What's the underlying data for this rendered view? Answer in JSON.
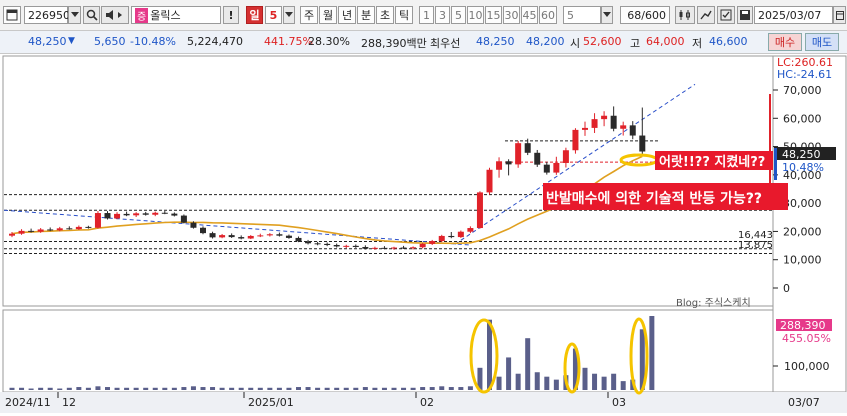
{
  "toolbar": {
    "code": "226950",
    "stock_badge": "증",
    "stock_name": "올릭스",
    "period_buttons": [
      "일",
      "5",
      "주",
      "월",
      "년",
      "분",
      "초",
      "틱"
    ],
    "active_period": "일",
    "minute_buttons": [
      "1",
      "3",
      "5",
      "10",
      "15",
      "30",
      "45",
      "60"
    ],
    "interval_value": "5",
    "count": "68/600",
    "date": "2025/03/07"
  },
  "quote": {
    "price": "48,250",
    "change": "5,650",
    "change_pct": "-10.48%",
    "volume": "5,224,470",
    "vol_ratio": "441.75%",
    "turnover": "28.30%",
    "amount": "288,390백만",
    "best_label": "최우선",
    "ask": "48,250",
    "bid": "48,200",
    "open_label": "시",
    "open": "52,600",
    "high_label": "고",
    "high": "64,000",
    "low_label": "저",
    "low": "46,600",
    "buy_label": "매수",
    "sell_label": "매도"
  },
  "price_axis": {
    "ticks": [
      "70,000",
      "60,000",
      "50,000",
      "40,000",
      "30,000",
      "20,000",
      "10,000",
      "0"
    ],
    "lc": "LC:260.61",
    "hc": "HC:-24.61",
    "current": "48,250",
    "current_pct": "10.48%",
    "level_1": "16,443",
    "level_2": "13,875"
  },
  "volume_axis": {
    "value": "288,390",
    "pct": "455.05%",
    "tick": "100,000"
  },
  "x_axis": {
    "labels": [
      "2024/11",
      "12",
      "2025/01",
      "02",
      "03",
      "03/07"
    ]
  },
  "annotations": {
    "note1": "어랏!!?? 지켰네??",
    "note2": "반발매수에 의한 기술적 반등 가능??",
    "watermark": "Blog: 주식스케치"
  },
  "colors": {
    "up": "#e0222a",
    "down": "#2a2a2a",
    "ma": "#e0a020",
    "highlight": "#f5c400",
    "note_bg": "#e8192c"
  },
  "chart_data": {
    "type": "candlestick",
    "ylim": [
      0,
      75000
    ],
    "candles": [
      {
        "o": 18500,
        "h": 19800,
        "l": 18000,
        "c": 19200
      },
      {
        "o": 19200,
        "h": 20800,
        "l": 18800,
        "c": 20200
      },
      {
        "o": 20200,
        "h": 21000,
        "l": 19600,
        "c": 19900
      },
      {
        "o": 19900,
        "h": 21200,
        "l": 19500,
        "c": 20700
      },
      {
        "o": 20700,
        "h": 21400,
        "l": 20100,
        "c": 20400
      },
      {
        "o": 20400,
        "h": 21600,
        "l": 20000,
        "c": 21100
      },
      {
        "o": 21100,
        "h": 21800,
        "l": 20600,
        "c": 20800
      },
      {
        "o": 20800,
        "h": 22100,
        "l": 20500,
        "c": 21600
      },
      {
        "o": 21600,
        "h": 22000,
        "l": 21000,
        "c": 21300
      },
      {
        "o": 21300,
        "h": 27200,
        "l": 21000,
        "c": 26500
      },
      {
        "o": 26500,
        "h": 27200,
        "l": 24200,
        "c": 24600
      },
      {
        "o": 24600,
        "h": 26800,
        "l": 24300,
        "c": 26200
      },
      {
        "o": 26200,
        "h": 27000,
        "l": 25400,
        "c": 25700
      },
      {
        "o": 25700,
        "h": 26800,
        "l": 25100,
        "c": 26400
      },
      {
        "o": 26400,
        "h": 26900,
        "l": 25600,
        "c": 25900
      },
      {
        "o": 25900,
        "h": 27000,
        "l": 25400,
        "c": 26600
      },
      {
        "o": 26600,
        "h": 27200,
        "l": 26100,
        "c": 26300
      },
      {
        "o": 26300,
        "h": 26700,
        "l": 25300,
        "c": 25600
      },
      {
        "o": 25600,
        "h": 26000,
        "l": 22800,
        "c": 23100
      },
      {
        "o": 23100,
        "h": 23600,
        "l": 21000,
        "c": 21300
      },
      {
        "o": 21300,
        "h": 21800,
        "l": 19000,
        "c": 19400
      },
      {
        "o": 19400,
        "h": 19900,
        "l": 17500,
        "c": 17900
      },
      {
        "o": 17900,
        "h": 19100,
        "l": 17600,
        "c": 18700
      },
      {
        "o": 18700,
        "h": 19300,
        "l": 17700,
        "c": 18000
      },
      {
        "o": 18000,
        "h": 18600,
        "l": 17200,
        "c": 17500
      },
      {
        "o": 17500,
        "h": 18700,
        "l": 17300,
        "c": 18400
      },
      {
        "o": 18400,
        "h": 19200,
        "l": 18000,
        "c": 18600
      },
      {
        "o": 18600,
        "h": 19400,
        "l": 18200,
        "c": 19000
      },
      {
        "o": 19000,
        "h": 19600,
        "l": 18200,
        "c": 18500
      },
      {
        "o": 18500,
        "h": 18900,
        "l": 17400,
        "c": 17700
      },
      {
        "o": 17700,
        "h": 18200,
        "l": 16200,
        "c": 16500
      },
      {
        "o": 16500,
        "h": 17000,
        "l": 15400,
        "c": 15800
      },
      {
        "o": 15800,
        "h": 16300,
        "l": 15100,
        "c": 15600
      },
      {
        "o": 15600,
        "h": 16100,
        "l": 14800,
        "c": 15200
      },
      {
        "o": 15200,
        "h": 15700,
        "l": 14300,
        "c": 14700
      },
      {
        "o": 14700,
        "h": 15300,
        "l": 14100,
        "c": 14900
      },
      {
        "o": 14900,
        "h": 15400,
        "l": 14200,
        "c": 14500
      },
      {
        "o": 14500,
        "h": 15100,
        "l": 13600,
        "c": 13900
      },
      {
        "o": 13900,
        "h": 14600,
        "l": 13500,
        "c": 14200
      },
      {
        "o": 14200,
        "h": 14800,
        "l": 13700,
        "c": 14000
      },
      {
        "o": 14000,
        "h": 14600,
        "l": 13500,
        "c": 14300
      },
      {
        "o": 14300,
        "h": 14900,
        "l": 13800,
        "c": 14100
      },
      {
        "o": 14100,
        "h": 14700,
        "l": 13600,
        "c": 14400
      },
      {
        "o": 14400,
        "h": 15900,
        "l": 14000,
        "c": 15600
      },
      {
        "o": 15600,
        "h": 17000,
        "l": 15200,
        "c": 16600
      },
      {
        "o": 16600,
        "h": 18800,
        "l": 16200,
        "c": 18400
      },
      {
        "o": 18400,
        "h": 19800,
        "l": 17600,
        "c": 18000
      },
      {
        "o": 18000,
        "h": 20300,
        "l": 17700,
        "c": 19900
      },
      {
        "o": 19900,
        "h": 21800,
        "l": 19400,
        "c": 21200
      },
      {
        "o": 21200,
        "h": 34200,
        "l": 21000,
        "c": 33800
      },
      {
        "o": 33800,
        "h": 42500,
        "l": 33000,
        "c": 41800
      },
      {
        "o": 41800,
        "h": 46200,
        "l": 39000,
        "c": 44800
      },
      {
        "o": 44800,
        "h": 45500,
        "l": 39800,
        "c": 43700
      },
      {
        "o": 43700,
        "h": 52000,
        "l": 42500,
        "c": 51200
      },
      {
        "o": 51200,
        "h": 52800,
        "l": 47000,
        "c": 47800
      },
      {
        "o": 47800,
        "h": 48800,
        "l": 42800,
        "c": 43600
      },
      {
        "o": 43600,
        "h": 44600,
        "l": 40100,
        "c": 40800
      },
      {
        "o": 40800,
        "h": 46400,
        "l": 40000,
        "c": 44200
      },
      {
        "o": 44200,
        "h": 49600,
        "l": 42600,
        "c": 48700
      },
      {
        "o": 48700,
        "h": 56500,
        "l": 47500,
        "c": 55900
      },
      {
        "o": 55900,
        "h": 58800,
        "l": 53800,
        "c": 56600
      },
      {
        "o": 56600,
        "h": 61800,
        "l": 54800,
        "c": 59700
      },
      {
        "o": 59700,
        "h": 62500,
        "l": 57200,
        "c": 60900
      },
      {
        "o": 60900,
        "h": 64200,
        "l": 55400,
        "c": 56300
      },
      {
        "o": 56300,
        "h": 58800,
        "l": 53900,
        "c": 57500
      },
      {
        "o": 57500,
        "h": 59000,
        "l": 52600,
        "c": 53900
      },
      {
        "o": 53900,
        "h": 63800,
        "l": 46600,
        "c": 48250
      }
    ],
    "volume": [
      3,
      3,
      2,
      3,
      3,
      2,
      3,
      4,
      3,
      5,
      4,
      3,
      3,
      3,
      3,
      3,
      3,
      3,
      4,
      5,
      4,
      4,
      3,
      3,
      3,
      3,
      3,
      3,
      3,
      3,
      4,
      4,
      3,
      3,
      3,
      3,
      3,
      4,
      3,
      3,
      3,
      3,
      3,
      4,
      4,
      5,
      4,
      4,
      5,
      30,
      95,
      18,
      44,
      22,
      70,
      24,
      18,
      14,
      20,
      56,
      30,
      22,
      18,
      22,
      12,
      14,
      82,
      100
    ]
  }
}
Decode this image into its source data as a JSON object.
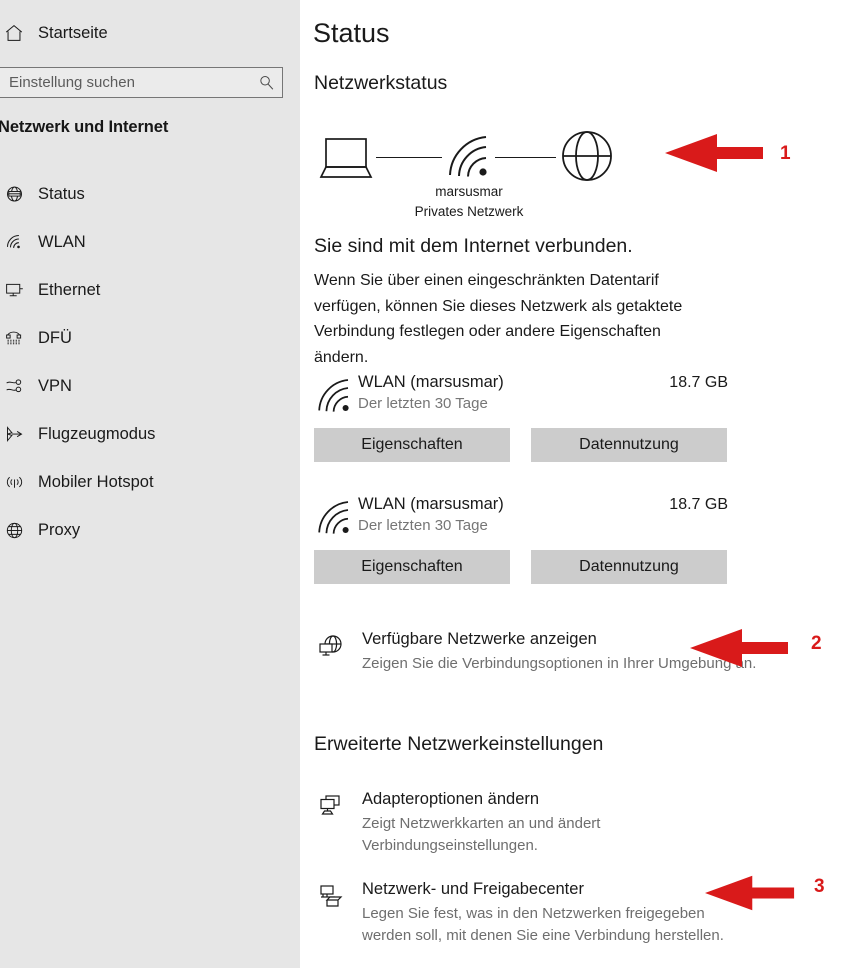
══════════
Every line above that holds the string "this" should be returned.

- Finished task -
What's the underlying data for this rendered view? Answer in JSON.
Decode this image into its source data as a JSON object.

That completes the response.